You will need two cedar trimmings per installment of the garden bed. One for the top and one for the bottom. We run these on the inside of the posts except for the very end posts. Run those on the outside.
This allows the tin corners which will be screwed to the inside of the cedar to be sealed together better and prevents dirt wash out. We use 3 ½-inch to 4-inch deck mate star-headed screws. The star head gives a good grip while securing it to the post, and the length of the screw is needed because of the width of the material you are securing.
Screws are obviously more expensive than nails. In my opinion, screws are more cost-effective in the long run. The nails will not last as long and will need to be replaced over time.
Cutting And Securing The Tin
There are two different types of tin, roofing tin, and barn tin. Roofing tin is three feet in width and is ideal for raised beds since, when cut in half, it gives you two 18” widths, the exact depth we build our beds.

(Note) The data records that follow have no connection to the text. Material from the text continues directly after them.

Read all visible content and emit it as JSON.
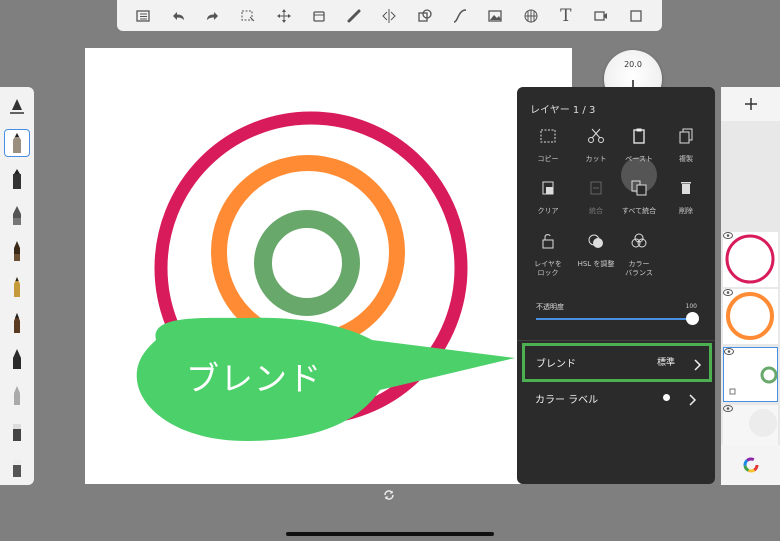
{
  "toolbar": {
    "icons": [
      "list-icon",
      "undo-icon",
      "redo-icon",
      "select-icon",
      "move-icon",
      "layer-tool-icon",
      "ruler-icon",
      "symmetry-icon",
      "shapes-icon",
      "curve-icon",
      "image-icon",
      "perspective-icon",
      "text-icon",
      "video-icon",
      "fullscreen-icon"
    ],
    "text_tool_label": "T"
  },
  "brush_size": {
    "value": "20.0"
  },
  "layer_panel": {
    "title": "レイヤー 1 / 3",
    "actions": [
      {
        "label": "コピー"
      },
      {
        "label": "カット"
      },
      {
        "label": "ペースト"
      },
      {
        "label": "複製"
      },
      {
        "label": "クリア"
      },
      {
        "label": "統合"
      },
      {
        "label": "すべて統合"
      },
      {
        "label": "削除"
      },
      {
        "label": "レイヤを\nロック"
      },
      {
        "label": "HSL を調整"
      },
      {
        "label": "カラー\nバランス"
      }
    ],
    "opacity_label": "不透明度",
    "opacity_value": "100",
    "opacity_fraction": 1.0,
    "blend_label": "ブレンド",
    "blend_value": "標準",
    "color_label_label": "カラー ラベル"
  },
  "callout": {
    "text": "ブレンド"
  },
  "colors": {
    "ring_outer": "#d81b5a",
    "ring_middle": "#ff8c34",
    "ring_inner": "#69a86b",
    "bubble": "#4cd06a",
    "highlight": "#4caf50",
    "accent": "#4a90e2"
  }
}
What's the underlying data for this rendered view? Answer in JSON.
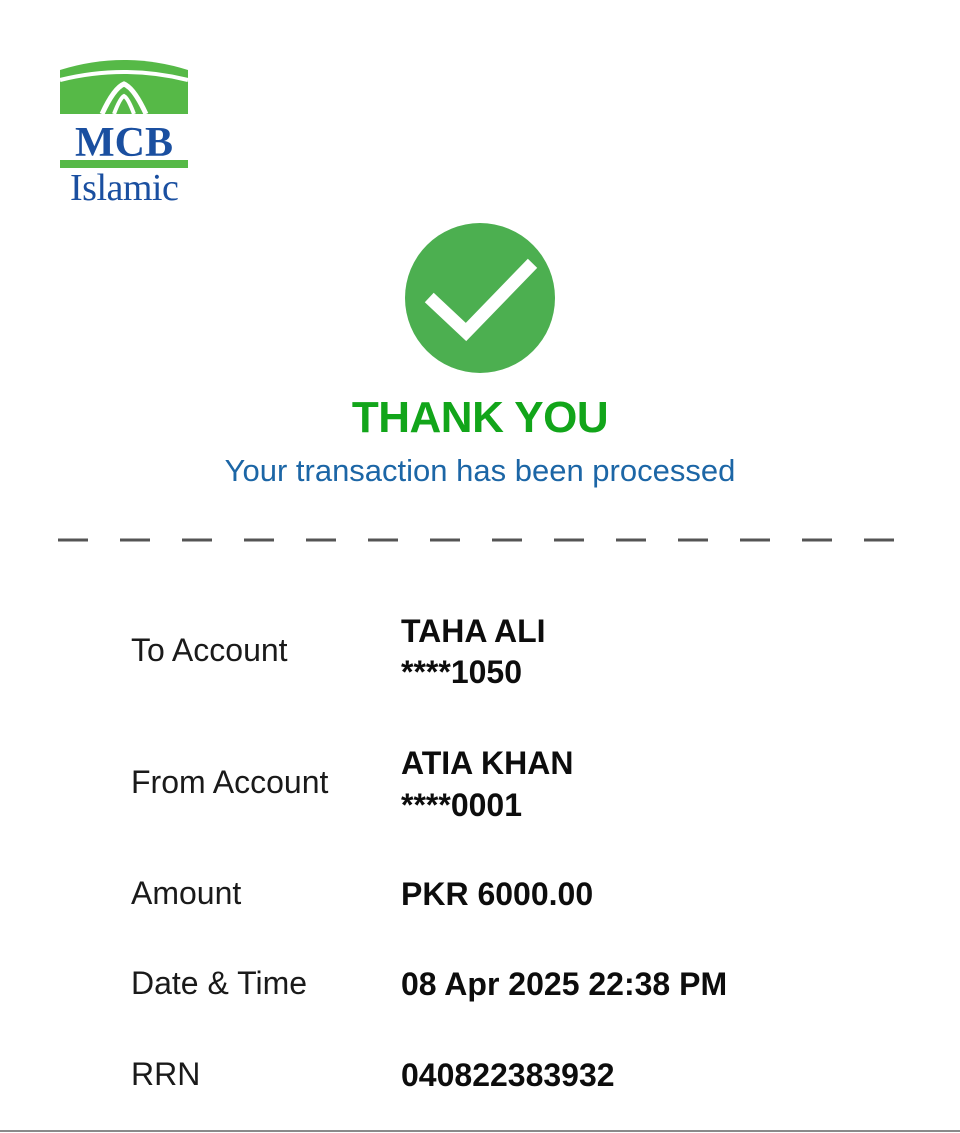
{
  "brand": {
    "logo_text": "MCB",
    "logo_subtext": "Islamic",
    "colors": {
      "green": "#56b947",
      "blue": "#1a4fa0"
    }
  },
  "status": {
    "icon": "check-circle-icon",
    "title": "THANK YOU",
    "message": "Your transaction has been processed",
    "colors": {
      "title": "#12a51a",
      "message": "#1c66a6",
      "circle": "#4caf50"
    }
  },
  "details": {
    "to_account": {
      "label": "To Account",
      "name": "TAHA ALI",
      "number": "****1050"
    },
    "from_account": {
      "label": "From Account",
      "name": "ATIA KHAN",
      "number": "****0001"
    },
    "amount": {
      "label": "Amount",
      "value": "PKR 6000.00"
    },
    "datetime": {
      "label": "Date & Time",
      "value": "08 Apr 2025 22:38 PM"
    },
    "rrn": {
      "label": "RRN",
      "value": "040822383932"
    }
  }
}
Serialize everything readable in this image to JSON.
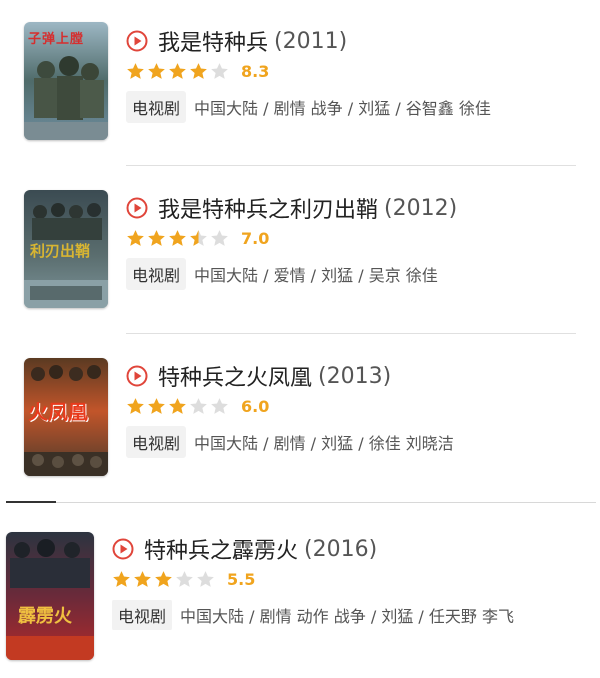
{
  "colors": {
    "star_filled": "#f0a41e",
    "star_empty": "#dddddd",
    "play_icon": "#e0453a",
    "divider": "#e0e0e0"
  },
  "items": [
    {
      "poster_text": "子弹上膛",
      "title": "我是特种兵",
      "year": "(2011)",
      "stars": 4,
      "score": "8.3",
      "tag": "电视剧",
      "meta": "中国大陆 / 剧情 战争 / 刘猛 / 谷智鑫 徐佳"
    },
    {
      "poster_text": "利刃出鞘",
      "title": "我是特种兵之利刃出鞘",
      "year": "(2012)",
      "stars": 3.5,
      "score": "7.0",
      "tag": "电视剧",
      "meta": "中国大陆 / 爱情 / 刘猛 / 吴京 徐佳"
    },
    {
      "poster_text": "火凤凰",
      "title": "特种兵之火凤凰",
      "year": "(2013)",
      "stars": 3,
      "score": "6.0",
      "tag": "电视剧",
      "meta": "中国大陆 / 剧情 / 刘猛 / 徐佳 刘晓洁"
    },
    {
      "poster_text": "霹雳火",
      "title": "特种兵之霹雳火",
      "year": "(2016)",
      "stars": 3,
      "score": "5.5",
      "tag": "电视剧",
      "meta": "中国大陆 / 剧情 动作 战争 / 刘猛 / 任天野 李飞"
    }
  ]
}
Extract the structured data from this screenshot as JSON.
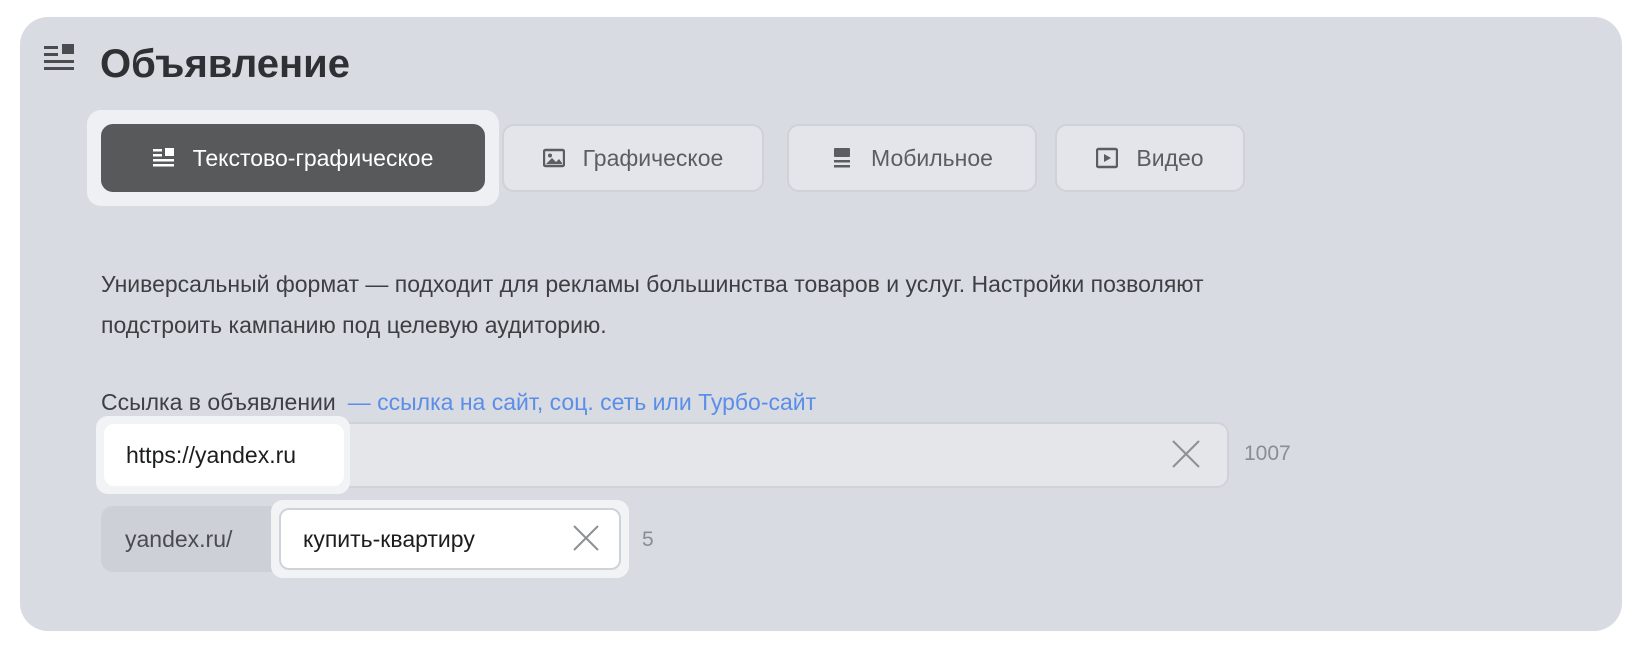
{
  "header": {
    "title": "Объявление",
    "icon": "text-graphic-ad-icon"
  },
  "tabs": [
    {
      "label": "Текстово-графическое",
      "icon": "text-graphic-icon",
      "active": true
    },
    {
      "label": "Графическое",
      "icon": "image-icon",
      "active": false
    },
    {
      "label": "Мобильное",
      "icon": "mobile-icon",
      "active": false
    },
    {
      "label": "Видео",
      "icon": "video-icon",
      "active": false
    }
  ],
  "description": "Универсальный формат — подходит для рекламы большинства товаров и услуг. Настройки позволяют подстроить кампанию под целевую аудиторию.",
  "link": {
    "label": "Ссылка в объявлении",
    "hint": "— ссылка на сайт, соц. сеть или Турбо-сайт",
    "value": "https://yandex.ru",
    "counter": "1007"
  },
  "display_link": {
    "prefix": "yandex.ru/",
    "value": "купить-квартиру",
    "counter": "5"
  },
  "colors": {
    "card_bg": "#d8dbe1",
    "active_tab": "#58595b",
    "hint_link": "#5a8ee8"
  }
}
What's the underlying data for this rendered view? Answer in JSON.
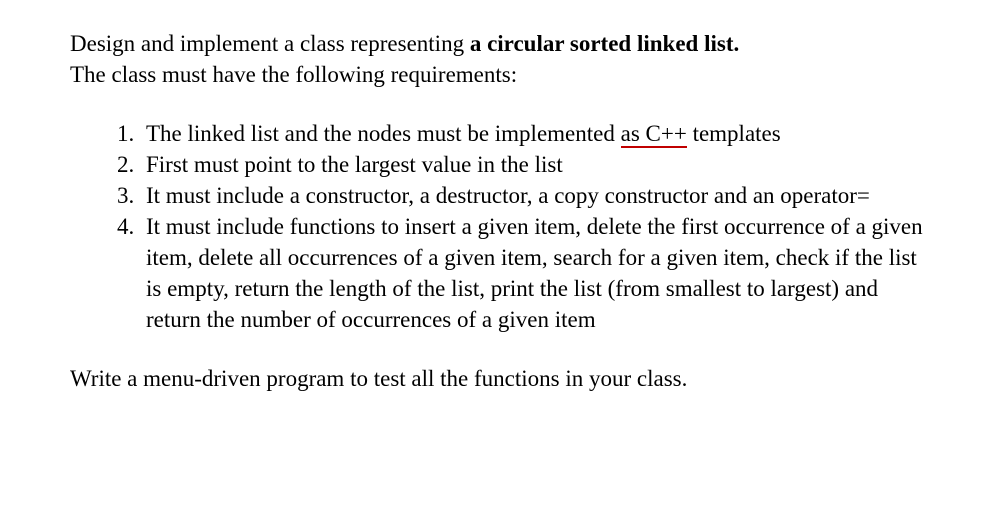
{
  "intro": {
    "pre": "Design and implement a class representing ",
    "bold": "a circular sorted linked list.",
    "line2": "The class must have the following requirements:"
  },
  "items": {
    "i1": {
      "pre": "The linked list and the nodes must be implemented ",
      "u": "as  C++",
      "post": " templates"
    },
    "i2": "First must point to the largest value in the list",
    "i3": "It must include a constructor, a destructor, a copy constructor and an operator=",
    "i4": "It must include functions to insert a given item, delete the first occurrence of a given item, delete all occurrences of a given item, search for a given item, check if the list is empty, return the length of the list, print the list (from smallest to largest) and return the number of occurrences of a given item"
  },
  "outro": "Write a menu-driven program to test all the functions in your class."
}
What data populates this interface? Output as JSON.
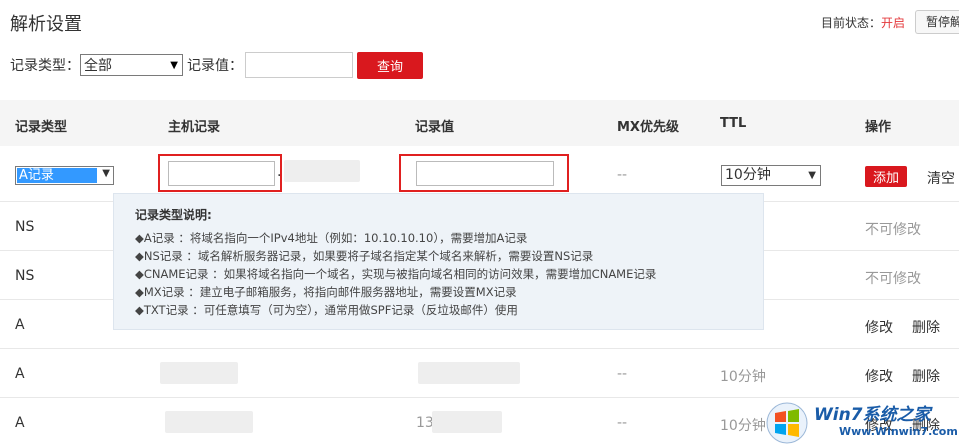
{
  "header": {
    "title": "解析设置",
    "status_label": "目前状态：",
    "status_value": "开启",
    "pause_button": "暂停解析"
  },
  "filter": {
    "type_label": "记录类型：",
    "type_value": "全部",
    "value_label": "记录值：",
    "value_input": "",
    "query_button": "查询"
  },
  "table": {
    "headers": [
      "记录类型",
      "主机记录",
      "记录值",
      "MX优先级",
      "TTL",
      "操作"
    ],
    "edit_row": {
      "type_value": "A记录",
      "host_value": "",
      "host_suffix": ".",
      "record_value": "",
      "mx": "--",
      "ttl_value": "10分钟",
      "add_button": "添加",
      "clear_link": "清空"
    },
    "rows": [
      {
        "type": "NS",
        "op_locked": "不可修改"
      },
      {
        "type": "NS",
        "op_locked": "不可修改"
      },
      {
        "type": "A",
        "edit": "修改",
        "delete": "删除"
      },
      {
        "type": "A",
        "mx": "--",
        "ttl": "10分钟",
        "edit": "修改",
        "delete": "删除"
      },
      {
        "type": "A",
        "value_prefix": "13",
        "mx": "--",
        "ttl": "10分钟",
        "edit": "修改",
        "delete": "删除"
      }
    ]
  },
  "tooltip": {
    "title": "记录类型说明:",
    "lines": [
      "◆A记录 ：将域名指向一个IPv4地址（例如：10.10.10.10），需要增加A记录",
      "◆NS记录 ：域名解析服务器记录，如果要将子域名指定某个域名来解析，需要设置NS记录",
      "◆CNAME记录 ：如果将域名指向一个域名，实现与被指向域名相同的访问效果，需要增加CNAME记录",
      "◆MX记录 ：建立电子邮箱服务，将指向邮件服务器地址，需要设置MX记录",
      "◆TXT记录 ：可任意填写（可为空），通常用做SPF记录（反垃圾邮件）使用"
    ]
  },
  "watermark": {
    "brand": "Win7系统之家",
    "url": "Www.Winwin7.com"
  },
  "colors": {
    "accent_red": "#d9181e",
    "status_red": "#e4393c",
    "select_blue": "#3399ff",
    "tooltip_bg": "#eef3f8"
  }
}
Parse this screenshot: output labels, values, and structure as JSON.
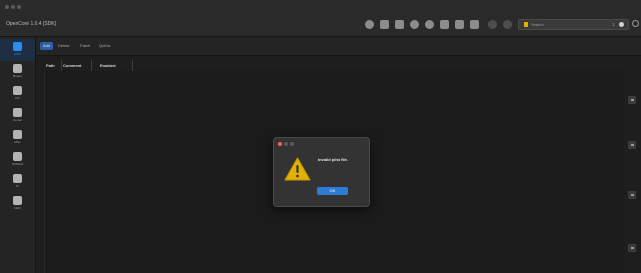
{
  "app": {
    "title": "OpenCore 1.0.4 [SDK]"
  },
  "toolbar": {
    "icons": [
      "search-icon",
      "list-icon",
      "window-icon",
      "history-icon",
      "transfer-icon",
      "grid-icon",
      "database-icon",
      "save-icon",
      "undo-icon",
      "redo-icon"
    ],
    "search": {
      "placeholder": "Search",
      "stepper": "↕"
    }
  },
  "sidebar": {
    "items": [
      {
        "label": "ACPI",
        "icon": "acpi-icon",
        "selected": true
      },
      {
        "label": "Booter",
        "icon": "booter-icon",
        "selected": false
      },
      {
        "label": "DP",
        "icon": "deviceproperties-icon",
        "selected": false
      },
      {
        "label": "Kernel",
        "icon": "kernel-icon",
        "selected": false
      },
      {
        "label": "Misc",
        "icon": "misc-icon",
        "selected": false
      },
      {
        "label": "NVRAM",
        "icon": "nvram-icon",
        "selected": false
      },
      {
        "label": "PI",
        "icon": "platforminfo-icon",
        "selected": false
      },
      {
        "label": "UEFI",
        "icon": "uefi-icon",
        "selected": false
      }
    ]
  },
  "tabs": [
    {
      "label": "Add",
      "selected": true
    },
    {
      "label": "Delete",
      "selected": false
    },
    {
      "label": "Patch",
      "selected": false
    },
    {
      "label": "Quirks",
      "selected": false
    }
  ],
  "table": {
    "columns": [
      "Path",
      "Comment",
      "Enabled"
    ]
  },
  "alert": {
    "message": "Invalid plist file.",
    "ok_label": "OK"
  },
  "colors": {
    "accent": "#2d7cd6",
    "warning": "#e1b000",
    "background": "#1e1e1e"
  }
}
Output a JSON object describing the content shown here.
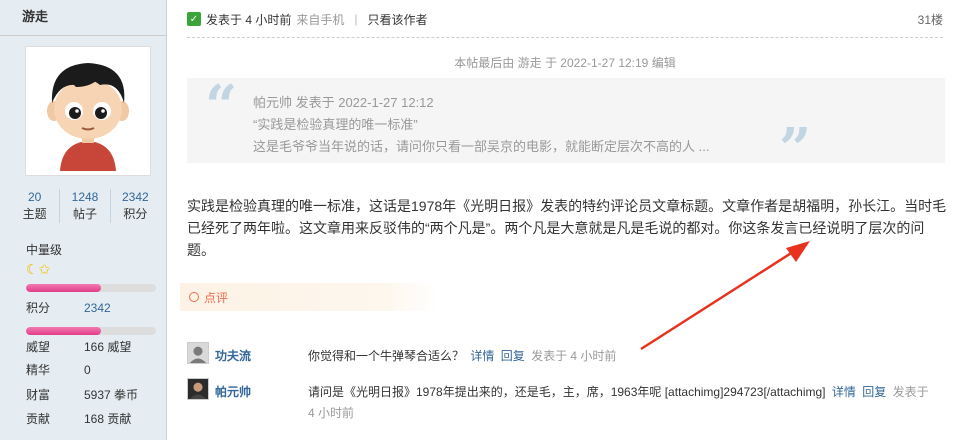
{
  "sidebar": {
    "username": "游走",
    "stats": [
      {
        "value": "20",
        "label": "主题"
      },
      {
        "value": "1248",
        "label": "帖子"
      },
      {
        "value": "2342",
        "label": "积分"
      }
    ],
    "level": "中量级",
    "level_progress_fraction": 0.58,
    "points_progress_fraction": 0.58,
    "rows": [
      {
        "key": "积分",
        "value": "2342"
      },
      {
        "key": "威望",
        "value": "166 威望"
      },
      {
        "key": "精华",
        "value": "0"
      },
      {
        "key": "财富",
        "value": "5937 拳币"
      },
      {
        "key": "贡献",
        "value": "168 贡献"
      }
    ]
  },
  "post": {
    "posted_text": "发表于 4 小时前",
    "from_text": "来自手机",
    "only_author": "只看该作者",
    "floor": "31楼",
    "edit_note": "本帖最后由 游走 于 2022-1-27 12:19 编辑",
    "quote": {
      "author_line": "帕元帅 发表于 2022-1-27 12:12",
      "line1": "“实践是检验真理的唯一标准”",
      "line2": "这是毛爷爷当年说的话，请问你只看一部吴京的电影，就能断定层次不高的人 ..."
    },
    "content": "实践是检验真理的唯一标准，这话是1978年《光明日报》发表的特约评论员文章标题。文章作者是胡福明，孙长江。当时毛已经死了两年啦。这文章用来反驳伟的“两个凡是”。两个凡是大意就是凡是毛说的都对。你这条发言已经说明了层次的问题。"
  },
  "rate": {
    "label": "点评"
  },
  "comments": [
    {
      "name": "功夫流",
      "text": "你觉得和一个牛弹琴合适么？",
      "detail": "详情",
      "reply": "回复",
      "time": "发表于 4 小时前"
    },
    {
      "name": "帕元帅",
      "text": "请问是《光明日报》1978年提出来的，还是毛，主，席，1963年呢 [attachimg]294723[/attachimg]",
      "detail": "详情",
      "reply": "回复",
      "time": "发表于 4 小时前"
    }
  ],
  "colors": {
    "sidebar_bg": "#e5edf2",
    "link": "#336699",
    "progress_pink": "#e23d88",
    "rate_orange": "#f26c4f",
    "annotation_arrow": "#e8321e"
  }
}
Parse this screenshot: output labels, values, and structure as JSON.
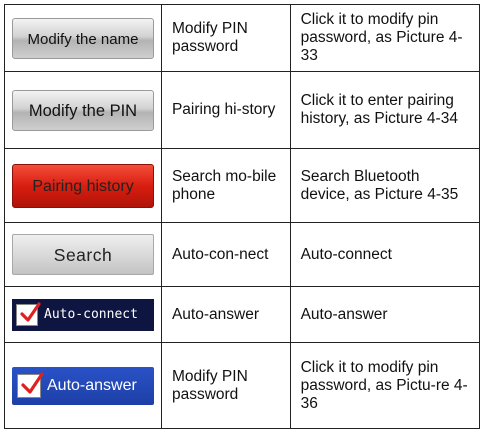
{
  "rows": [
    {
      "button_label": "Modify the name",
      "function": "Modify PIN password",
      "description": "Click it to modify pin password, as Picture 4-33"
    },
    {
      "button_label": "Modify the PIN",
      "function": "Pairing hi-story",
      "description": "Click it to enter pairing history, as Picture 4-34"
    },
    {
      "button_label": "Pairing history",
      "function": "Search mo-bile phone",
      "description": "Search Bluetooth device, as Picture 4-35"
    },
    {
      "button_label": "Search",
      "function": "Auto-con-nect",
      "description": "Auto-connect"
    },
    {
      "button_label": "Auto-connect",
      "function": "Auto-answer",
      "description": "Auto-answer"
    },
    {
      "button_label": "Auto-answer",
      "function": "Modify PIN password",
      "description": "Click it to modify pin password, as Pictu-re 4-36"
    }
  ],
  "colors": {
    "red_button": "#d81e10",
    "dark_button": "#0d1540",
    "blue_button": "#1d3fa6",
    "checkmark": "#e02020"
  },
  "icons": {
    "checkbox": "checked-checkbox-icon"
  }
}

NOTE: If we have access to barn tin, we use that for areas where we need extra support or end pieces. It is helpful if the ridges in the tin match up.
There are three different ways to cut tin that I know of…
- Hand Snips – a scissors-like tool that you can use to cut the metal by hand.
- Tin cutting attachment for drill – this saves your hands a bit of cramping, especially if you're building as many beds as we did.
- Rigid skill saw with a diamond tooth blade – our preferred method for both speed and accuracy.
Cut the tin to fit the size you need and attach it to the inside of the cedar trim with the same screws used above.
Lining The Garden Beds
To prevent weeds from taking over your garden, line the bottom with garden fabric. Make sure to use a material that has drainage. We purchased ours from Sam’s Club and paid $30 for a 300-foot roll.
After you line the bottom, weigh it down with something heavy to keep it from moving as you put the dirt in. We used the cut-off pieces of our posts, but bricks, large rocks, even heavy branches will work.
Fill With Soil
The final step (other than planting!) is to fill the beds with good quality dirt and top it off with composted topsoil. As stated above, don’t try to save money on this step. After all this work, you really need your plants to grow!
If you want to burn a few extra calories shovel it in, but I recommend using a tractor!
NOTE: Not everyone will have access to all of the equipment and manpower we had. Don’t let that discourage you! It might take longer, but you can still finish the project. Yes, it will take more time and more work, but it can be done. Invite your family and friends to help and reward them with a basket of vegetables at harvest time!
More Gardening Posts You May Enjoy
- How to Build an Arched Trellis (for $30!)
- A Complete Guide to Vertical Gardening on a Budget
- My Must Grow Heirloom Seed List
- A Complete Guide to Seed Saving
- All About Pollination For Seed Saving
- Garden Planning Basics (How to Plan Your Garden)
- Determinant vs. Indeterminant Tomatoes & My Top 10 Must-Grow Varieties
- Where to Buy Heirloom Seeds